The CMMC 2.0 framework was not publicly accessible as of November 29th, 2021. Although regulations are anticipated to be publicly disclosed soon – accompanied by a 60-day window for public feedback – the adjudicative procedure may be stretched into the Fall of 2023.
The good news is that the CMMC for DoD contractors has released some information, mainly via the website for the Office of the Under Secretary of Defense for Acquisition and Sustainment (OUSD A&S) and a notification that was released on the 17th. Following these sources, the following are some critical distinctions between CMMC 2.0 and 1.02:
Scaled-Back Level System
Government agencies were assessed according to five levels of security under CMMC 1.02, with levels 1-3 requiring “Basic,” “Intermediate,” and “Good” cyber hygiene and level 5 requiring an “Advanced” security program. Levels two and four are eliminated by CMMC 2.0, keeping only three grades that closely equate to Level 1, Level 3, and Level 5.
Like the previous Level 1, Level 1 “Foundational” will feature 17 “basic” security measures taken from FAR clause 52.204-21.
Level 2 “Advanced” will contain the 110 parameters in the National Institute of Standards and Technology (NIST) special publication (SP) 800-171, just like the original Level 3 did. However, 20 more regulations have been dropped, leaving only security measures drawn from NIST.
Little was revealed about the enhanced cybersecurity measures at the initial Level 5 at Level 3 “Expert.” The situation is simpler for Level 3 under CMMC 2.0: firms will be expected to adhere to a portion of controls drawn from NIST SP 800-172 in supplementary to the measures from NIST SP 800-171.
In the end, any “CMMC specific security techniques” seem to have been removed from CMMC 2.0, precisely mirroring the fundamental structure of current FAR and NIST regulations.

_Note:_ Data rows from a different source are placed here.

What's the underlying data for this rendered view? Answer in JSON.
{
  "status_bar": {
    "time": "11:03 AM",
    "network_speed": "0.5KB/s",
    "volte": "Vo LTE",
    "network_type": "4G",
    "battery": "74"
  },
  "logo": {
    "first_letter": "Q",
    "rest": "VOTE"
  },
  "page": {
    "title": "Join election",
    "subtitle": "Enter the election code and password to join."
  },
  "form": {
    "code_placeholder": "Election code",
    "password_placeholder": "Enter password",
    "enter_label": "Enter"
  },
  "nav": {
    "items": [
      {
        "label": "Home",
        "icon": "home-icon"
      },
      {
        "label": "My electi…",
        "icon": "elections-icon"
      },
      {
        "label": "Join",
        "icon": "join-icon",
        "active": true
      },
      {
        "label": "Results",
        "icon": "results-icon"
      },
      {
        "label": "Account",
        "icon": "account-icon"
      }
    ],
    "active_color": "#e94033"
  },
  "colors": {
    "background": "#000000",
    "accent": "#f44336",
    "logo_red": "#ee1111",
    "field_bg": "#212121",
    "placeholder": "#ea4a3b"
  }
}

Additionally, unlike in earlier iterations of CMMC, businesses will no longer be assessed for “Process Maturity” or “Institutionalization.”

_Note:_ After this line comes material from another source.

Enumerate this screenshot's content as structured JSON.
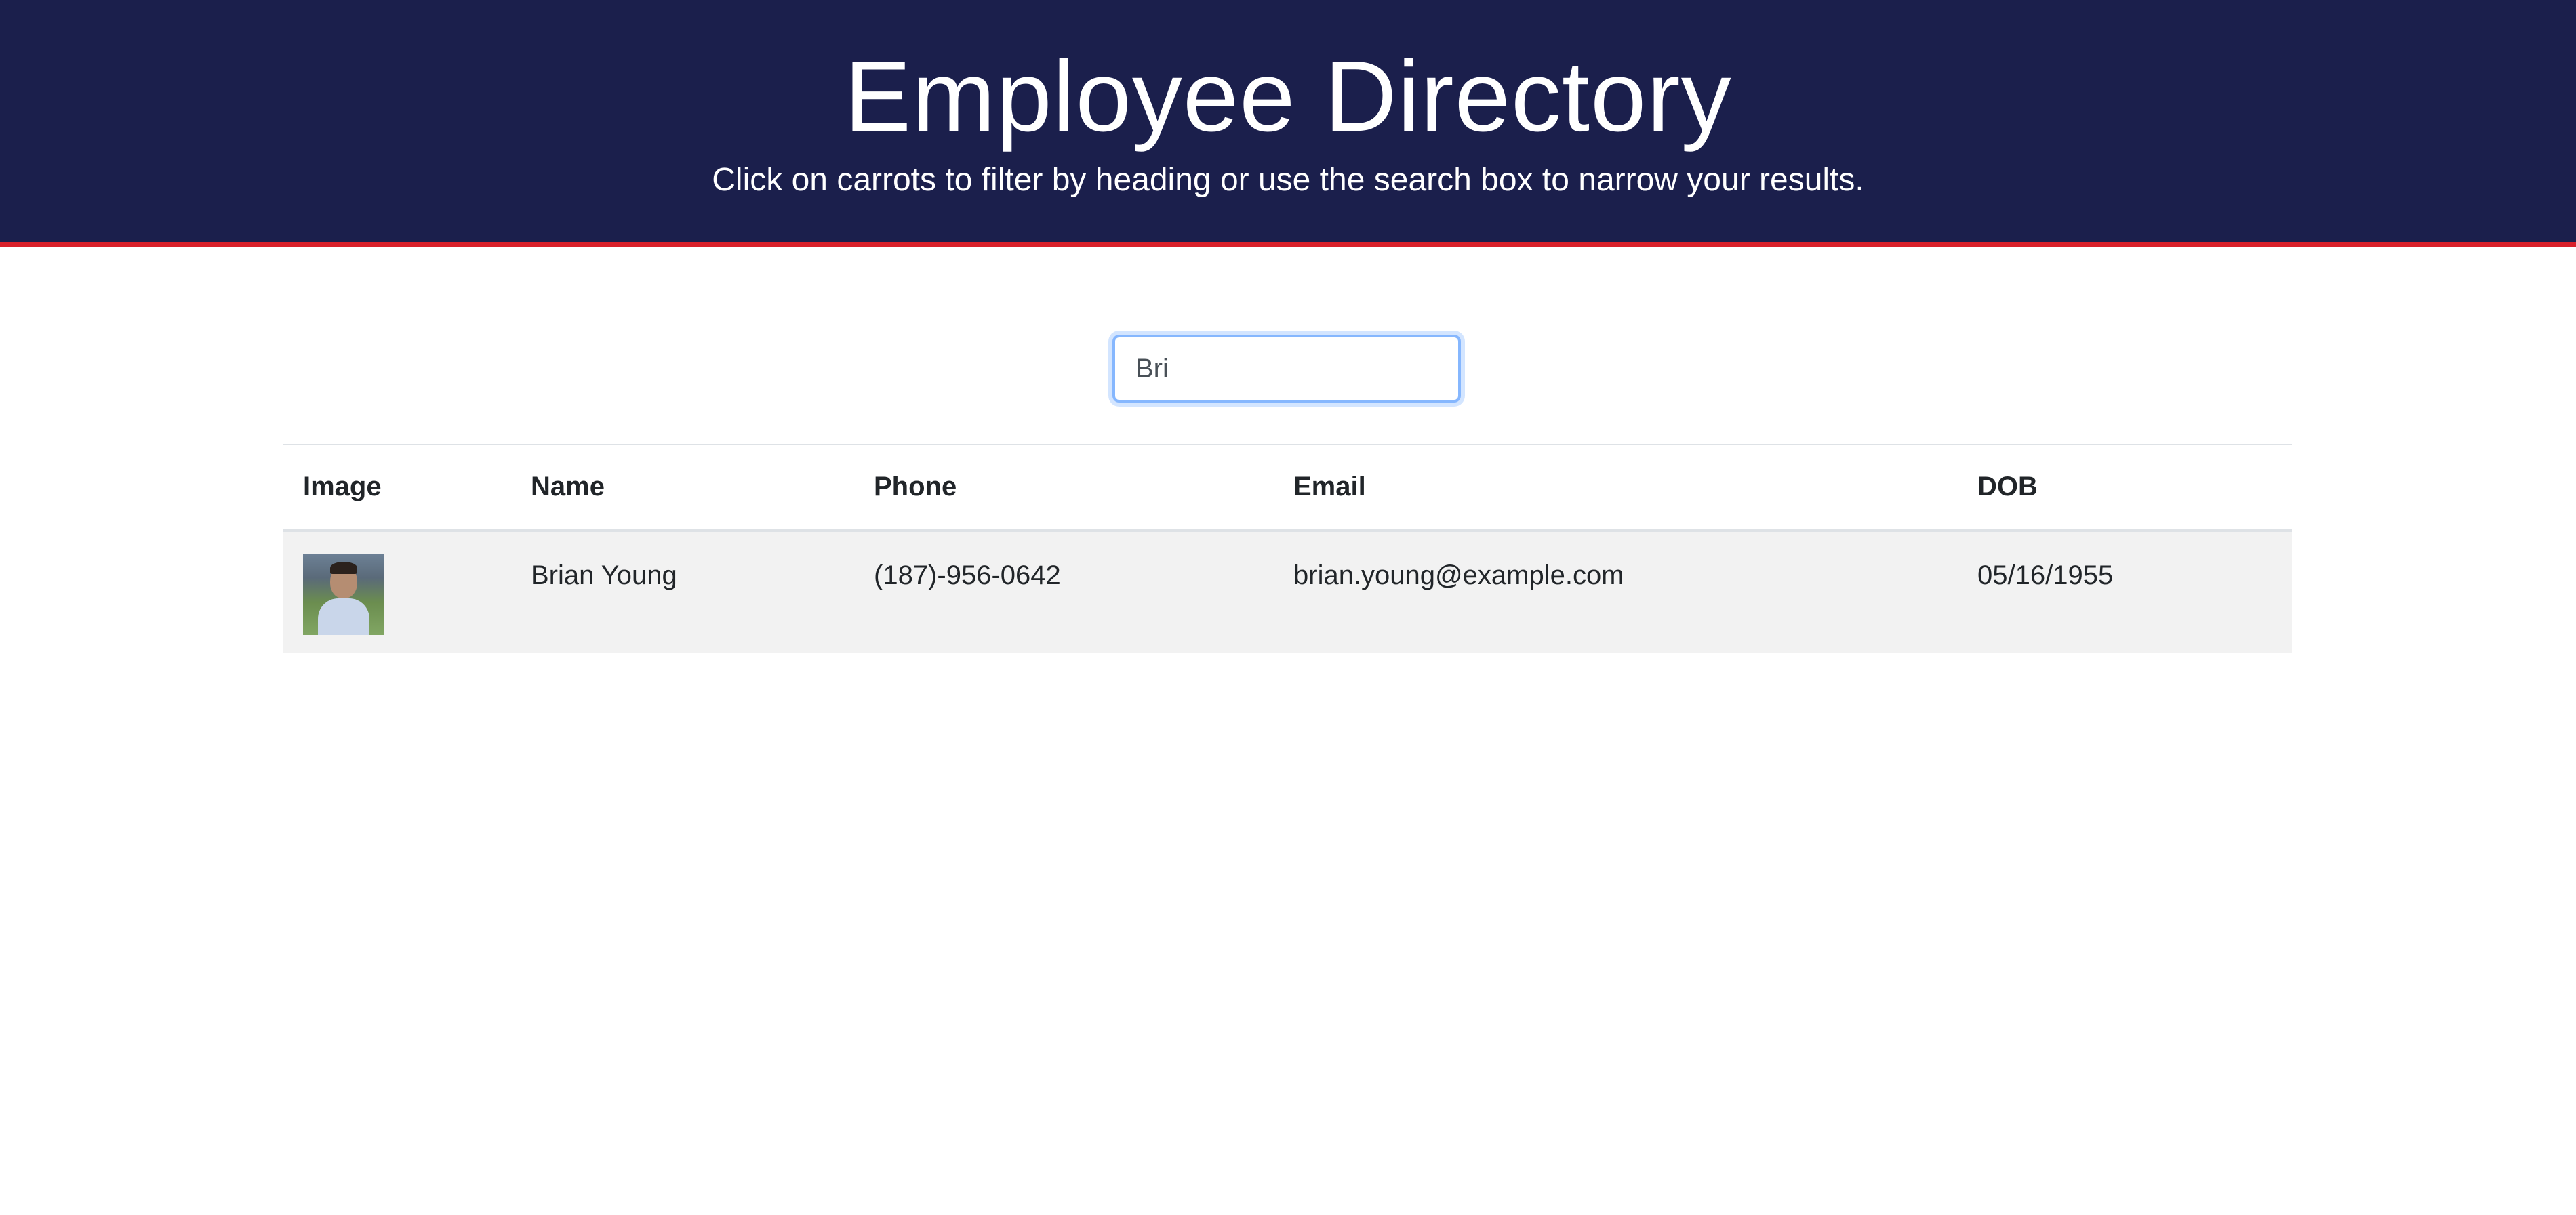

Reduced Need for Third-Party Evaluation
Under CMMC 1.02, regardless of whether they maintained controlled unclassified information (CUI) deemed crucial to national security, all defense contractors were required to submit to evaluation by a third-party assessment organization (C3PAO) once every three years. This criterion has been significantly modified under CMMC 2.0.
140,000 of the approximately 220,000 enterprises in the defense industrial base will fall within Level 1 of CMMC 2.0, necessitating merely a yearly self-assessment under the supervision of a senior-level executive. The same will apply to Level 2 enterprises, or roughly half of them, that do not have “important” CUI.

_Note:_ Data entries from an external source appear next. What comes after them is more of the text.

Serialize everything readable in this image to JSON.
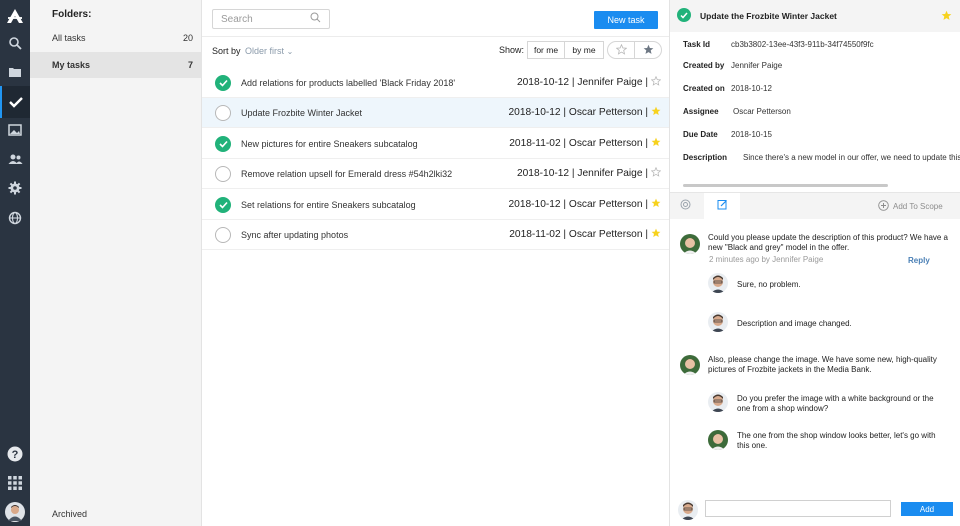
{
  "folders": {
    "heading": "Folders:",
    "items": [
      {
        "label": "All tasks",
        "count": "20"
      },
      {
        "label": "My tasks",
        "count": "7"
      }
    ],
    "archived": "Archived"
  },
  "tasks": {
    "search_placeholder": "Search",
    "new_task": "New task",
    "sort_label": "Sort by",
    "sort_value": "Older first",
    "show_label": "Show:",
    "filter_for_me": "for me",
    "filter_by_me": "by me",
    "rows": [
      {
        "title": "Add relations for products labelled 'Black Friday 2018'",
        "meta": "2018-10-12 | Jennifer Paige |",
        "done": true,
        "starred": false
      },
      {
        "title": "Update Frozbite Winter Jacket",
        "meta": "2018-10-12 | Oscar Petterson |",
        "done": false,
        "starred": true
      },
      {
        "title": "New pictures for entire Sneakers subcatalog",
        "meta": "2018-11-02 | Oscar Petterson |",
        "done": true,
        "starred": true
      },
      {
        "title": "Remove relation upsell for Emerald dress #54h2lki32",
        "meta": "2018-10-12 | Jennifer Paige |",
        "done": false,
        "starred": false
      },
      {
        "title": "Set relations for entire Sneakers subcatalog",
        "meta": "2018-10-12 | Oscar Petterson |",
        "done": true,
        "starred": true
      },
      {
        "title": "Sync after updating photos",
        "meta": "2018-11-02 | Oscar Petterson |",
        "done": false,
        "starred": true
      }
    ]
  },
  "detail": {
    "title": "Update the Frozbite Winter Jacket",
    "fields": {
      "task_id_label": "Task Id",
      "task_id": "cb3b3802-13ee-43f3-911b-34f74550f9fc",
      "created_by_label": "Created by",
      "created_by": "Jennifer Paige",
      "created_on_label": "Created on",
      "created_on": "2018-10-12",
      "assignee_label": "Assignee",
      "assignee": "Oscar Petterson",
      "due_label": "Due Date",
      "due": "2018-10-15",
      "description_label": "Description",
      "description": "Since there's a new model in our offer, we need to update this description"
    },
    "add_to_scope": "Add To Scope",
    "comments": {
      "c1": "Could you please update the description of this product? We have a new \"Black and grey\" model in the offer.",
      "c1_time": "2 minutes ago by Jennifer Paige",
      "reply": "Reply",
      "r1": "Sure, no problem.",
      "r2": "Description and image changed.",
      "c2": "Also, please change the image. We have some new, high-quality pictures of Frozbite jackets in the Media Bank.",
      "r3": "Do you prefer the image with a white background or the one from a shop window?",
      "r4": "The one from the shop window looks better, let's go with this one."
    },
    "add_button": "Add"
  },
  "colors": {
    "rail": "#2a3441",
    "accent": "#1a8cf0",
    "done_green": "#21b27a",
    "star": "#f7d21e"
  }
}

Companies at Level 3 will be subject to a triennial government evaluation. However, specifics have not yet been released. The remaining 40,000 Level 2 businesses will still be subject to third-party assessment once every three years.
Exceptions and Leniencies that are Expanded
Companies have to be compliant or lose eligibility under CMMC 1.02’s simple contract award requirements. The DoD will be more forgiving under CMMC 2.0, issuing contracts to select firms without CMMC implementation as long as they submit a Plan of Action and Milestones (POA&M) and consent to follow a strict timeline.
A restricted waiver procedure for CMMC DFARS will also be included in CMMC 2.0, allowing firms to forgo some CMMC criteria under certain situations. These concessions would probably not cover mission-critical security controls, but many specifics about the procedure and its reach have not yet been made clear. A waiver procedure, however, constitutes a significant divergence from CMMC 1.02.